Martin Luther King: King of the Road
The dispute about the Marlin Luther King Jr. signs have drawn much controversy in Lynchburg. First, there was the issue if there should be signs at all. Now, the controversy is focused on the size of the signs. And somewhere in there are those that are disturbed at the cost to the city.
Martin Luther King roads, and streets, and boulevards are in every major city in the United States. In fact, there are at least 500 roads named after Martin Luther King. One journalist, Jonathan Tilove made it a point to visit all roads named after Martin Luther King, it took him two years. Now, Lynchburg has made another stop for anyone trying the same.
There are places named after Marin Luther King, memorials and an assortment of other ways that the Rev. Martin Luther King has been honored across the country.
One of the last holdouts to name a street after Martin Luther King was Philadelphia. There is a recreational center, and a school named after Martin Luther King in Philadelphia, but no road. One activist in Philly when asked why said it was just racist.
The racist argument has had some underlying weight in the City Council and public squabble that ensued in Lynchburg. Our City Council is both made up of Blacks and Whites, as is our community. And there have been innuendo that racism played a part in the dispute about naming fifth street Martin Luther King Boulevard, then the subsequent problem with the size of the signs continued the argument.

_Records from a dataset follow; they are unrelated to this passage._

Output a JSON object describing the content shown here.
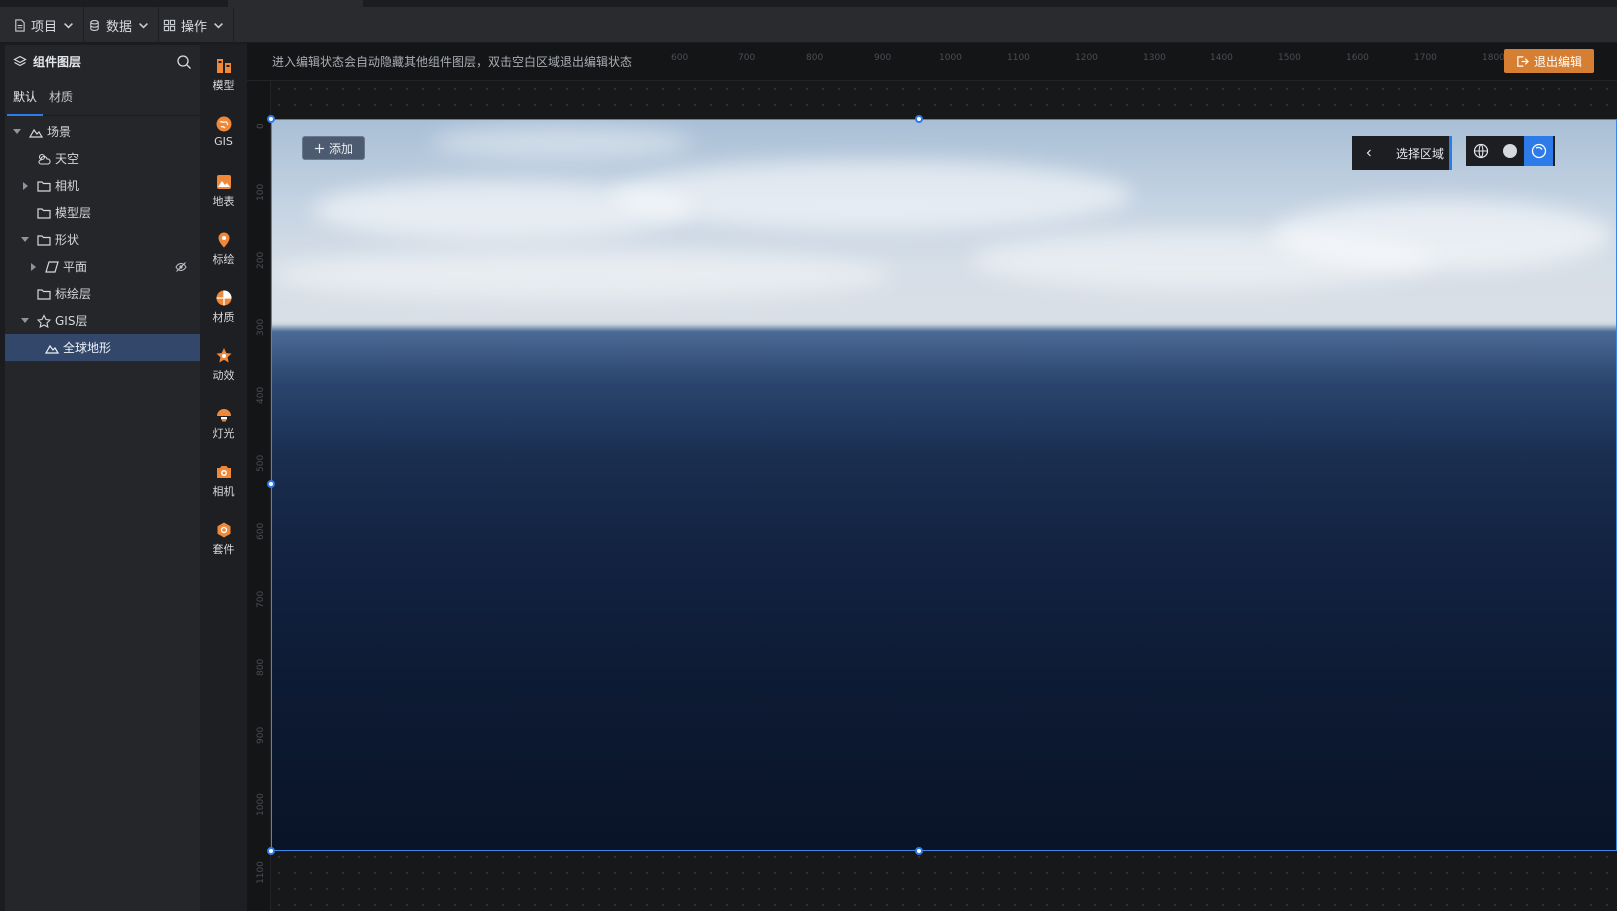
{
  "topbar": {
    "menus": [
      {
        "label": "项目",
        "icon": "file-icon"
      },
      {
        "label": "数据",
        "icon": "database-icon"
      },
      {
        "label": "操作",
        "icon": "grid-icon"
      }
    ]
  },
  "layers": {
    "title": "组件图层",
    "tabs": [
      "默认",
      "材质"
    ],
    "tree": [
      {
        "label": "场景",
        "icon": "mountain-icon"
      },
      {
        "label": "天空",
        "icon": "sky-icon"
      },
      {
        "label": "相机",
        "icon": "folder-icon"
      },
      {
        "label": "模型层",
        "icon": "folder-icon"
      },
      {
        "label": "形状",
        "icon": "folder-icon"
      },
      {
        "label": "平面",
        "icon": "plane-icon"
      },
      {
        "label": "标绘层",
        "icon": "folder-icon"
      },
      {
        "label": "GIS层",
        "icon": "gis-icon"
      },
      {
        "label": "全球地形",
        "icon": "terrain-icon"
      }
    ]
  },
  "rail": [
    {
      "label": "模型",
      "icon": "model-icon"
    },
    {
      "label": "GIS",
      "icon": "gis-globe-icon"
    },
    {
      "label": "地表",
      "icon": "surface-icon"
    },
    {
      "label": "标绘",
      "icon": "marker-icon"
    },
    {
      "label": "材质",
      "icon": "material-icon"
    },
    {
      "label": "动效",
      "icon": "effect-icon"
    },
    {
      "label": "灯光",
      "icon": "light-icon"
    },
    {
      "label": "相机",
      "icon": "camera-icon"
    },
    {
      "label": "套件",
      "icon": "kit-icon"
    }
  ],
  "canvas": {
    "hint": "进入编辑状态会自动隐藏其他组件图层，双击空白区域退出编辑状态",
    "exit_label": "退出编辑",
    "add_label": "添加",
    "region_label": "选择区域",
    "ruler_top": [
      "600",
      "700",
      "800",
      "900",
      "1000",
      "1100",
      "1200",
      "1300",
      "1400",
      "1500",
      "1600",
      "1700",
      "1800"
    ],
    "ruler_left": [
      "0",
      "100",
      "200",
      "300",
      "400",
      "500",
      "600",
      "700",
      "800",
      "900",
      "1000",
      "1100"
    ]
  },
  "colors": {
    "accent": "#2d7be8",
    "exit": "#d67f33",
    "icon_orange": "#f0883a"
  }
}
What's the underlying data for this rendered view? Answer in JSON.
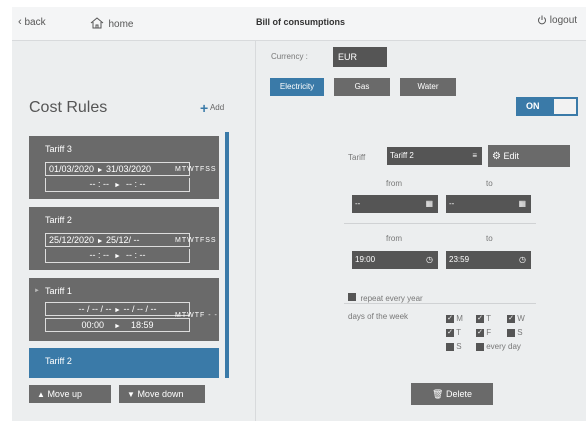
{
  "topbar": {
    "back_label": "back",
    "home_label": "home",
    "title": "Bill of consumptions",
    "logout_label": "logout"
  },
  "currency": {
    "label": "Currency :",
    "value": "EUR"
  },
  "tabs": [
    {
      "label": "Electricity",
      "active": true
    },
    {
      "label": "Gas",
      "active": false
    },
    {
      "label": "Water",
      "active": false
    }
  ],
  "toggle": {
    "label": "ON",
    "on": true
  },
  "cost_rules": {
    "heading": "Cost Rules",
    "add_label": "Add",
    "cards": [
      {
        "title": "Tariff 3",
        "date_from": "01/03/2020",
        "date_to": "31/03/2020",
        "time_from": "-- : --",
        "time_to": "-- : --",
        "days": "MTWTFSS"
      },
      {
        "title": "Tariff 2",
        "date_from": "25/12/2020",
        "date_to": "25/12/ --",
        "time_from": "-- : --",
        "time_to": "-- : --",
        "days": "MTWTFSS"
      },
      {
        "title": "Tariff 1",
        "date_from": "-- / -- / --",
        "date_to": "-- / -- / --",
        "time_from": "00:00",
        "time_to": "18:59",
        "days": "MTWTF - -"
      },
      {
        "title": "Tariff 2",
        "date_from": "-- / -- / --",
        "date_to": "-- / -- / --",
        "time_from": "",
        "time_to": "",
        "days": ""
      }
    ],
    "move_up_label": "Move up",
    "move_down_label": "Move down"
  },
  "editor": {
    "tariff_label": "Tariff",
    "tariff_value": "Tariff 2",
    "edit_label": "Edit",
    "from_label": "from",
    "to_label": "to",
    "date_from": "--",
    "date_to": "--",
    "time_from": "19:00",
    "time_to": "23:59",
    "repeat_label": "repeat every year",
    "days_label": "days of the week",
    "days": [
      {
        "label": "M",
        "checked": true
      },
      {
        "label": "T",
        "checked": true
      },
      {
        "label": "W",
        "checked": true
      },
      {
        "label": "T",
        "checked": true
      },
      {
        "label": "F",
        "checked": true
      },
      {
        "label": "S",
        "checked": false
      },
      {
        "label": "S",
        "checked": false
      },
      {
        "label": "every day",
        "checked": false
      }
    ],
    "delete_label": "Delete"
  },
  "colors": {
    "accent": "#3a7aa8",
    "card": "#6a6a6a",
    "field": "#555555"
  }
}
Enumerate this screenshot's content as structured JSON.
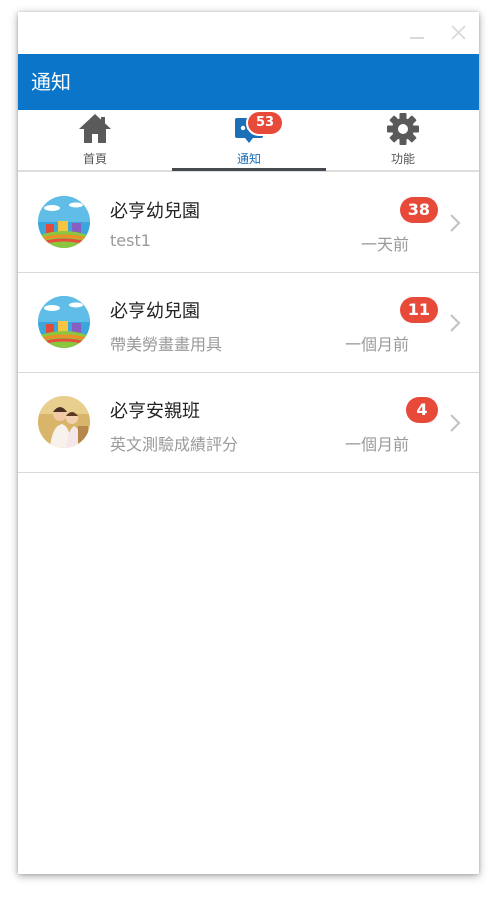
{
  "window": {
    "title": "通知"
  },
  "tabs": [
    {
      "label": "首頁",
      "icon": "home-icon"
    },
    {
      "label": "通知",
      "icon": "chat-icon",
      "badge": "53",
      "active": true
    },
    {
      "label": "功能",
      "icon": "gear-icon"
    }
  ],
  "notifications": [
    {
      "title": "必亨幼兒園",
      "subtitle": "test1",
      "time": "一天前",
      "count": "38",
      "avatar": "kindergarten-avatar"
    },
    {
      "title": "必亨幼兒園",
      "subtitle": "帶美勞畫畫用具",
      "time": "一個月前",
      "count": "11",
      "avatar": "kindergarten-avatar"
    },
    {
      "title": "必亨安親班",
      "subtitle": "英文測驗成績評分",
      "time": "一個月前",
      "count": "4",
      "avatar": "children-photo-avatar"
    }
  ],
  "colors": {
    "appbar": "#0b76c9",
    "badge": "#e84a3a",
    "active_tab": "#1b6fb8"
  }
}
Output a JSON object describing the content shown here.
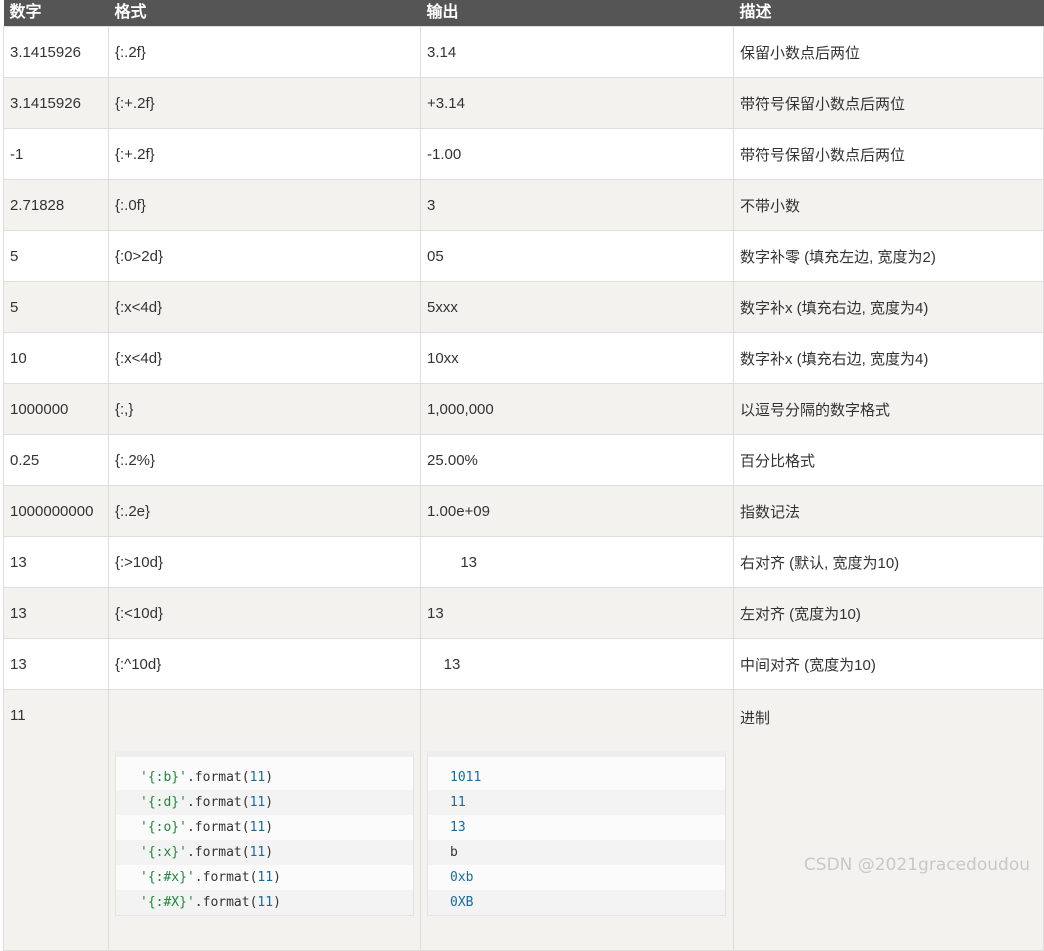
{
  "headers": [
    "数字",
    "格式",
    "输出",
    "描述"
  ],
  "rows": [
    {
      "number": "3.1415926",
      "format": "{:.2f}",
      "output": "3.14",
      "desc": "保留小数点后两位"
    },
    {
      "number": "3.1415926",
      "format": "{:+.2f}",
      "output": "+3.14",
      "desc": "带符号保留小数点后两位"
    },
    {
      "number": "-1",
      "format": "{:+.2f}",
      "output": "-1.00",
      "desc": "带符号保留小数点后两位"
    },
    {
      "number": "2.71828",
      "format": "{:.0f}",
      "output": "3",
      "desc": "不带小数"
    },
    {
      "number": "5",
      "format": "{:0>2d}",
      "output": "05",
      "desc": "数字补零 (填充左边, 宽度为2)"
    },
    {
      "number": "5",
      "format": "{:x<4d}",
      "output": "5xxx",
      "desc": "数字补x (填充右边, 宽度为4)"
    },
    {
      "number": "10",
      "format": "{:x<4d}",
      "output": "10xx",
      "desc": "数字补x (填充右边, 宽度为4)"
    },
    {
      "number": "1000000",
      "format": "{:,}",
      "output": "1,000,000",
      "desc": "以逗号分隔的数字格式"
    },
    {
      "number": "0.25",
      "format": "{:.2%}",
      "output": "25.00%",
      "desc": "百分比格式"
    },
    {
      "number": "1000000000",
      "format": "{:.2e}",
      "output": "1.00e+09",
      "desc": "指数记法"
    },
    {
      "number": "13",
      "format": "{:>10d}",
      "output": "        13",
      "desc": "右对齐 (默认, 宽度为10)"
    },
    {
      "number": "13",
      "format": "{:<10d}",
      "output": "13",
      "desc": "左对齐 (宽度为10)"
    },
    {
      "number": "13",
      "format": "{:^10d}",
      "output": "    13",
      "desc": "中间对齐 (宽度为10)"
    }
  ],
  "last_row": {
    "number": "11",
    "desc": "进制",
    "code_lines": [
      {
        "str": "'{:b}'",
        "fn": ".format(",
        "arg": "11",
        "close": ")"
      },
      {
        "str": "'{:d}'",
        "fn": ".format(",
        "arg": "11",
        "close": ")"
      },
      {
        "str": "'{:o}'",
        "fn": ".format(",
        "arg": "11",
        "close": ")"
      },
      {
        "str": "'{:x}'",
        "fn": ".format(",
        "arg": "11",
        "close": ")"
      },
      {
        "str": "'{:#x}'",
        "fn": ".format(",
        "arg": "11",
        "close": ")"
      },
      {
        "str": "'{:#X}'",
        "fn": ".format(",
        "arg": "11",
        "close": ")"
      }
    ],
    "outputs": [
      "1011",
      "11",
      "13",
      "b",
      "0xb",
      "0XB"
    ]
  },
  "watermark": "CSDN @2021gracedoudou"
}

There is no doubt that most of the signs have costly fancy pedestals, but everyone has to agree that the signs themselves are just too small. The reason why they are too small has turned into a political football itself. A football, after it was passed around in City Council proved to hot an issue for them to handle. And there were subtle and not so subtle references to racism. They passed the football to the City Manager Kim Payne. Soon he will be taking the heat, if he cannot please everyone.
City Council said that the size of the sign was not their fault. It was the computer animation or whatever they looked at that showed the sign as just being fine. They were disillusioned, so they claim, much like that warning on car mirrors that say objects may appear larger than they are. but in this case they were smaller. And the signs look like a spindly protrusion supporting a stingy stick up note that is hard to read. And the public reaction by some have included some statements that this is an intentional insult to Martin Luther King by making the signs too small.
I would indeed agree that the city council was disillusioned by their computer rendition. Much like they appear disillusioned by the computer interpretations of the midtown plan, and perhaps they should take to heart that what appears on a computer monitor does not reflect an easy and accurate transition to reality.
The Lynchburg City Council could learn something from the Virginia Highway Department. They are facing a sign transition themselves. Rather than going into closed and confidential meetings like our City Council, they are letting you, each and every citizen, vote on signs. The signs in question is the Welcome to Virginia signs that are due to be replaced. You can vote at this website. Here the State is honoring your opinion. Not like Lynchburg City Council that will not even return a reply to your emails. There is something to be said for open government.